Downed trees in Prospect Park

New York and the whole east coast are going to need a lot of help in the coming months.  I know that New York Cares is already out in many parts of Brooklyn giving a hand, you can donate to them here.

The Long Run – Battle Hill

I haven’t run more than ten miles in over six months, so I knew today’s twelve miler was going to be a bit of a suffer fest.  It was – twelve miles in 2:15:40 is pathetic, but it’s a start.

My goal was pretty simple – run twelve easy miles and find the highest point in Brooklyn.  Done and done. Starting from home I ran through Prospect Park up Fort Hamilton Parkway to Greenwood cemetery then along the edge of the cemetery to 25th street, I entered the park to climb the highest point in Brooklyn – Battle Hill.

The 25th street entrance to the cemetery.

Greenwood is the massive cemetery in the center of Brooklyn seen by everyone who has ever driven down the Brooklyn Queens Expressway.  It covers 478 acres and is the final resting place of hundred of famous New Yorkers, including the founder of the New York Times, the inventor of Morse Code, and Leonard Bernstein.  Within it is Battle Hill.

It is a gorgeous place, recalling the gilded age past of the City.  Ornate memorials, and beautifully tended gardens – for a cemetery, it’s a very nice place to spend part of gorgeous fall day.  Being a cemetery, running is not allowed, so I had to walk to the top of Battle Hill, (this partially excuses my pathetic time). It is quite the view from up there – you can see the city, the Statue of Liberty and a whole lot of New Jersey.  There’s also a well-done memorial to the battle of Brooklyn, the largest battle of the Revolutionary War, which was fought on the slopes of this hill long before it became a cemetery.

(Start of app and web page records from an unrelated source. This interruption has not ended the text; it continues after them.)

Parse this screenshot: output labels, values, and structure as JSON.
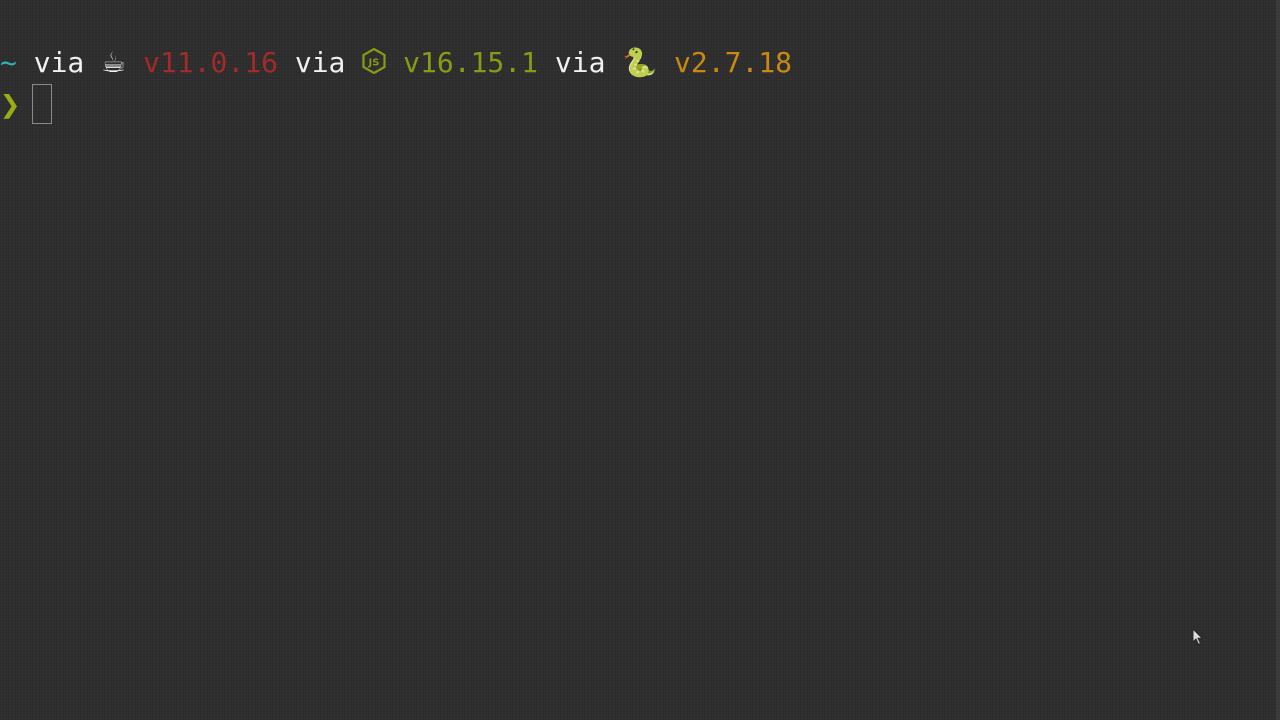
{
  "prompt": {
    "directory": {
      "text": "~",
      "color": "#2fb4b4"
    },
    "segments": [
      {
        "via": "via",
        "icon": "coffee-icon",
        "icon_glyph": "☕",
        "version": "v11.0.16",
        "color": "#a32a2a"
      },
      {
        "via": "via",
        "icon": "nodejs-icon",
        "version": "v16.15.1",
        "color": "#8a9a16"
      },
      {
        "via": "via",
        "icon": "python-snake-icon",
        "icon_glyph": "🐍",
        "version": "v2.7.18",
        "color": "#c98a12"
      }
    ],
    "prompt_symbol": {
      "text": "❯",
      "color": "#9aad17"
    }
  },
  "colors": {
    "background": "#2c2c2c",
    "foreground": "#f0f0f0"
  }
}
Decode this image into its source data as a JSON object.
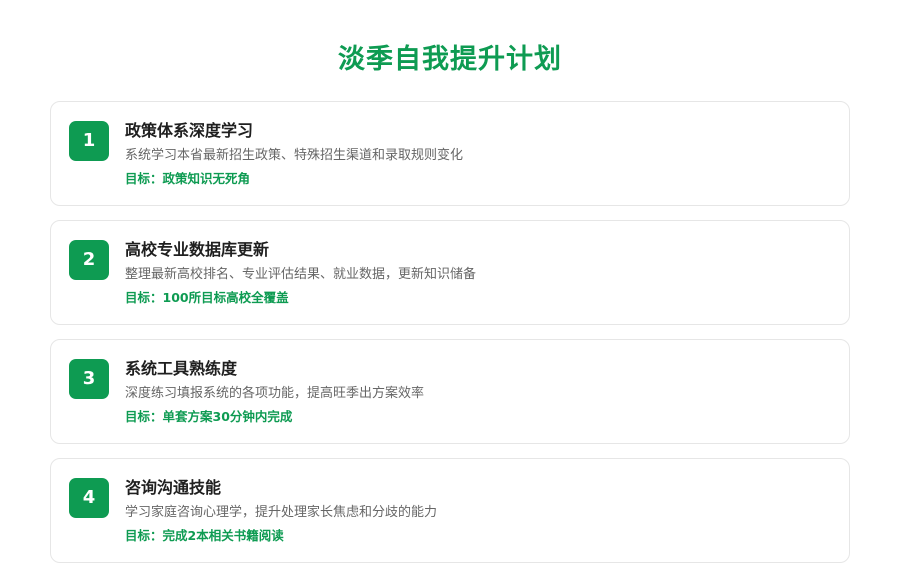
{
  "page": {
    "title": "淡季自我提升计划"
  },
  "colors": {
    "accent": "#0e9b52",
    "title_text": "#1f1f1f",
    "desc_text": "#666666",
    "card_border": "#e6e6e6"
  },
  "plans": [
    {
      "number": "1",
      "title": "政策体系深度学习",
      "description": "系统学习本省最新招生政策、特殊招生渠道和录取规则变化",
      "goal": "目标：政策知识无死角"
    },
    {
      "number": "2",
      "title": "高校专业数据库更新",
      "description": "整理最新高校排名、专业评估结果、就业数据，更新知识储备",
      "goal": "目标：100所目标高校全覆盖"
    },
    {
      "number": "3",
      "title": "系统工具熟练度",
      "description": "深度练习填报系统的各项功能，提高旺季出方案效率",
      "goal": "目标：单套方案30分钟内完成"
    },
    {
      "number": "4",
      "title": "咨询沟通技能",
      "description": "学习家庭咨询心理学，提升处理家长焦虑和分歧的能力",
      "goal": "目标：完成2本相关书籍阅读"
    }
  ]
}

Ok, maybe it isn’t the view from the top of Mont Blanc, but still!

I took some photos, and retraced my route back to the park and grinded out the final five miles at a snails pace.  I wish I had been faster today, but you cannot have it all.  It was a gorgeous day, I climbed the highest the point in Brooklyn, and I got in the miles.  I’m happy with that, the speed will come back with time.

Being a New Yorker, my first thought on getting to Battle Hill was “I wonder how much those condos behind me go for.”